Not all fun and games
Manny was accused several times during his stint in Boston of quitting on his team, asking out of the lineup for questionable reasons, not trying during pinch-hit appearances and loafing on the bases. And he never quite seemed into being with the White Sox at the end of last season. With the Red Sox he got into a dugout scuffle with Kevin Youkilis during a June 2008 game vs. the Rays (though not everyone thought Manny was wrong). But the one incident that seemed universally recognized as Manny Being Wrong came later that season, when he was upset that Boston travel director Jack McCormick couldn't fill his ticket request and shoved down the then-64-year-old. (For what it's worth, Rays travel director Jeff Ziegler is a fit 46 and a former St. Petersburg police officer.)
Hide and pee
Several times during pauses in play with Boston, Manny would take his own break by going into the small room inside the Green Monster wall. He was seen one time getting a drink, another time making a call on a cell phone. But the most memorable had to be a July 2005 game when he, um, needed to use the facilities and barely got zipped up and back on the field for the next pitch.

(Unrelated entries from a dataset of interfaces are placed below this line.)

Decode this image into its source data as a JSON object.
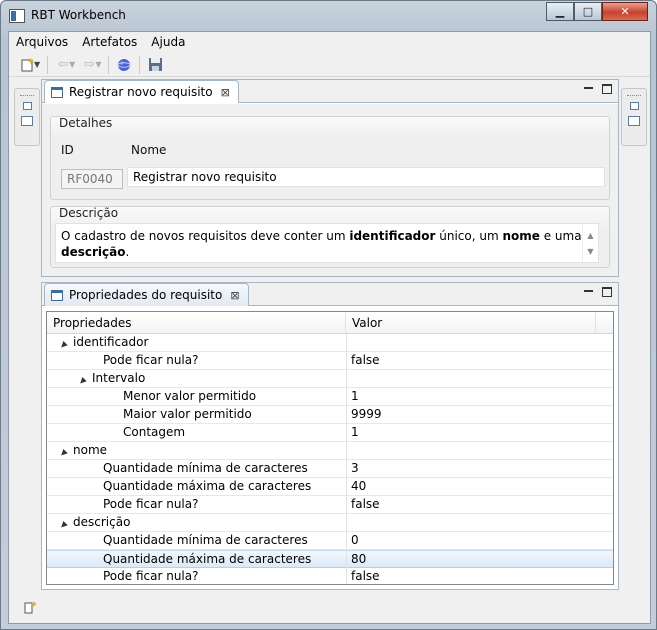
{
  "window": {
    "title": "RBT Workbench",
    "minimize": "▁",
    "maximize": "□",
    "close": "✕"
  },
  "menu": [
    "Arquivos",
    "Artefatos",
    "Ajuda"
  ],
  "toolbar": {
    "icons": [
      "new-wizard-icon",
      "back-icon",
      "forward-icon",
      "globe-icon",
      "save-icon"
    ]
  },
  "editor": {
    "tab_label": "Registrar novo requisito",
    "details": {
      "section_title": "Detalhes",
      "id_label": "ID",
      "name_label": "Nome",
      "id_value": "RF0040",
      "name_value": "Registrar novo requisito"
    },
    "description": {
      "section_title": "Descrição",
      "text_parts": [
        {
          "t": "O cadastro de novos requisitos deve conter um ",
          "b": false
        },
        {
          "t": "identificador",
          "b": true
        },
        {
          "t": " único, um ",
          "b": false
        },
        {
          "t": "nome",
          "b": true
        },
        {
          "t": " e uma ",
          "b": false
        },
        {
          "t": "descrição",
          "b": true
        },
        {
          "t": ".",
          "b": false
        }
      ]
    }
  },
  "properties_view": {
    "tab_label": "Propriedades do requisito",
    "columns": [
      "Propriedades",
      "Valor"
    ],
    "selected_index": 12,
    "rows": [
      {
        "label": "identificador",
        "value": "",
        "level": 0,
        "expander": "▲"
      },
      {
        "label": "Pode ficar nula?",
        "value": "false",
        "level": 1,
        "expander": ""
      },
      {
        "label": "Intervalo",
        "value": "",
        "level": 1,
        "expander": "▲"
      },
      {
        "label": "Menor valor permitido",
        "value": "1",
        "level": 2,
        "expander": ""
      },
      {
        "label": "Maior valor permitido",
        "value": "9999",
        "level": 2,
        "expander": ""
      },
      {
        "label": "Contagem",
        "value": "1",
        "level": 2,
        "expander": ""
      },
      {
        "label": "nome",
        "value": "",
        "level": 0,
        "expander": "▲"
      },
      {
        "label": "Quantidade mínima de caracteres",
        "value": "3",
        "level": 1,
        "expander": ""
      },
      {
        "label": "Quantidade máxima de caracteres",
        "value": "40",
        "level": 1,
        "expander": ""
      },
      {
        "label": "Pode ficar nula?",
        "value": "false",
        "level": 1,
        "expander": ""
      },
      {
        "label": "descrição",
        "value": "",
        "level": 0,
        "expander": "▲"
      },
      {
        "label": "Quantidade mínima de caracteres",
        "value": "0",
        "level": 1,
        "expander": ""
      },
      {
        "label": "Quantidade máxima de caracteres",
        "value": "80",
        "level": 1,
        "expander": ""
      },
      {
        "label": "Pode ficar nula?",
        "value": "false",
        "level": 1,
        "expander": ""
      }
    ]
  },
  "colors": {
    "accent": "#3e6b9c",
    "selection": "#dbe9f8",
    "frame": "#b8c4d1"
  }
}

Marc Topkin can be reached at firstname.lastname@example.org. Times researcher Caryn Baird contributed to this report.